Beth Usher finds peace and friendship. Chris Anderson @ChrisA0213
She was going to drop off the letter in the office, maybe have the secretary bring it to the couple in the condo, but no, that was too impersonal. Slipping it under their door wouldn’t work either. She had to be the one who delivered it. She had to meet the people herself.Buster and Irene Heinle were home when she knocked on their door. Buster is 96 and a World War II vet.
By CHRIS ANDERSON SARASOTASomewhere along the way a man became a metaphor.His name was Wally Pipp, and his exceptional baseball career was overshadowed by the legend of two aspirin, a headache and the game he didn't play in.Pipp's tale of bad timing transcends sports and has been made relevant again by today's rising unemployment rate and the fear in people's faces.The lesson from an occurrence almost 84 years ago:Don't miss work.Someone younger, cheaper or better will take your place.In...
Muck Rack makes it simple to find people, tweets, or articles that mention any name, keyword, company, hashtag etc. We've compiled this guide to help you make the most of your search.
Selecting a term
Start searching tweets, articles from media outlets, articles mentioned in tweets, journalists'
names, titles and bios with some suggested searches:
Companies or Topics (e.g. iPhone, Microsoft)
Phrases (e.g. "cloud computing") — use quotes to keep the terms together
Twitter handles (e.g. @username) — returns those who have mentioned or replied to
Names (e.g. "David Pogue")
Hashtags (e.g. #sxsw, #london2012)
Bio details (e.g. vegan, Olympics, father)
Muck Rack's Advanced Search allows for many boolean operators.
Find results that mention multiple specified terms, use AND or
+. For example, ensure each result contains both Elon Musk and Mark Zuckerberg by
searching Obama AND Romney or Obama + Romney.
Use the operators OR or , to broaden your search when you'd like either of
multiple terms to appear in results. (This is the default behavior of our search when no operators
are used.) For example, search for democrat OR republican to find results that refer to
Democrats and/or Republicans.
Use NOT or - to subtract results from your search. For
example, searching Disney will yield results about the Walt Disney Company as well as Walt Disney
World Resort. To exclude mentions of Disney World, search for Disney -World or Disney
When using one of these operators with a phrase, enclose it in quotation marks. For example, you can
find results about smartphones excluding Apple's iPhone 4S by searching smartphone -"iPhone
Exact case matching or punctuation
If you're searching for a brand name or keyword that relies on specific punctuation marks or capitalization, you can
find results that match your exact query by adding matchcase: before the keyword you're searching for, like matchcase:E*TRADE .
Use parentheses to separate multiple
boolean phrases.
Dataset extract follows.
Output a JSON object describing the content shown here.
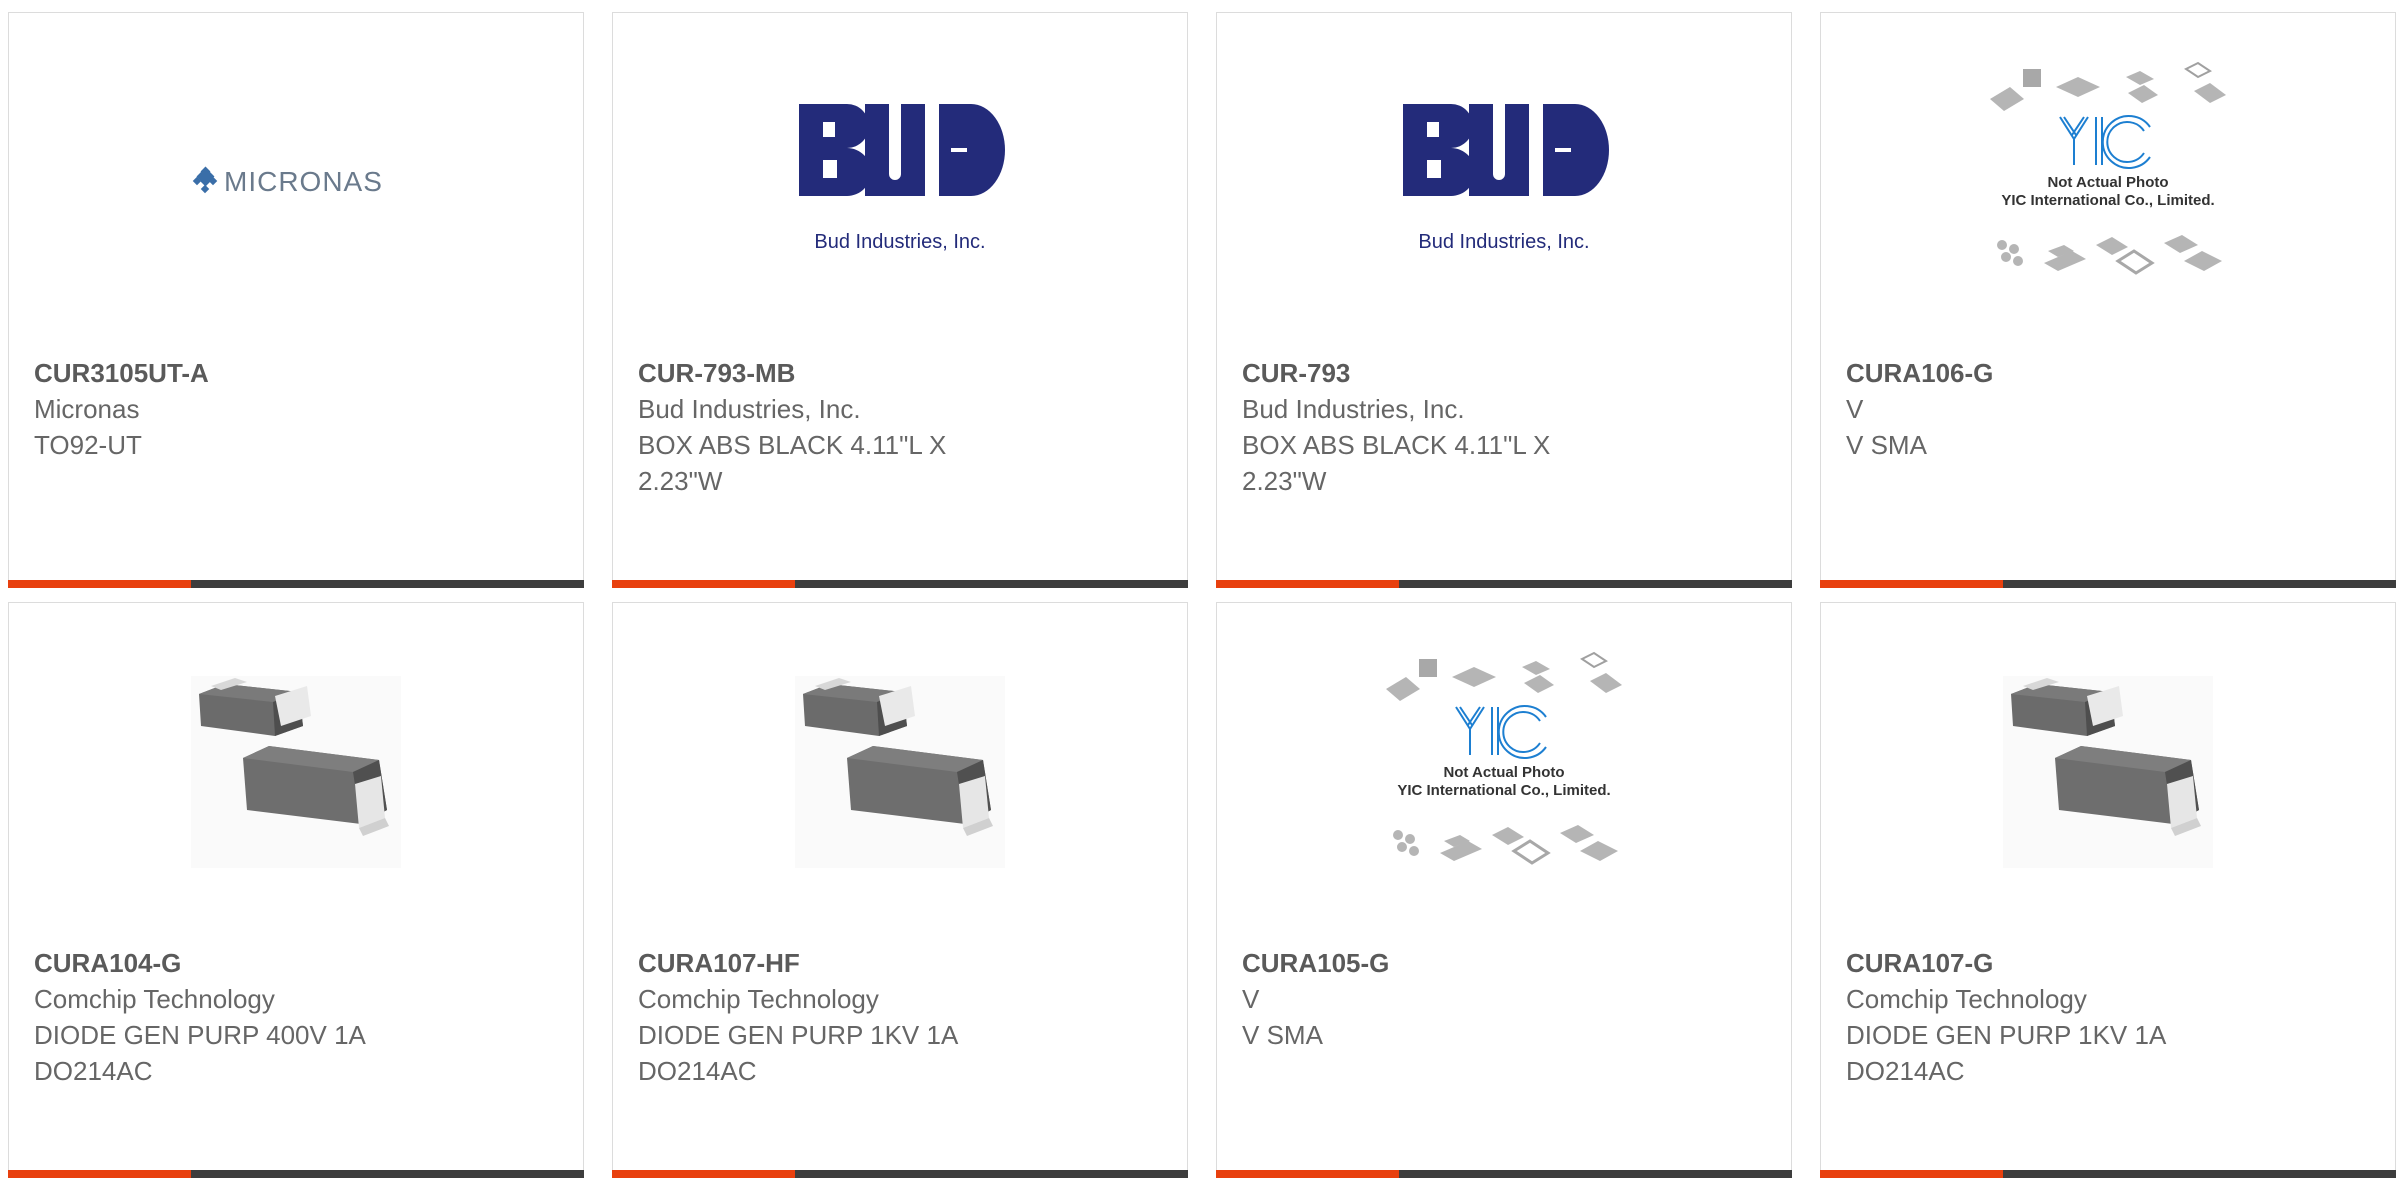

For example, to find journalists talking about having fun in Disney World or
Disneyland, search for ("disney world" OR disneyland) AND fun.
An asterisk can be used to search for any variation of a root word truncated by the asterisk. For example, searching for admin* will return results for administrator, administration, administer, administered, etc.
A near operator is an AND operator where you can control the distance between the words. You can vary the distance the near operation uses by adding a forward slash and number (between 0-99) such as strawberries NEAR/10 "whipped cream", which means the strawberries must exist within 10 words of "whipped cream".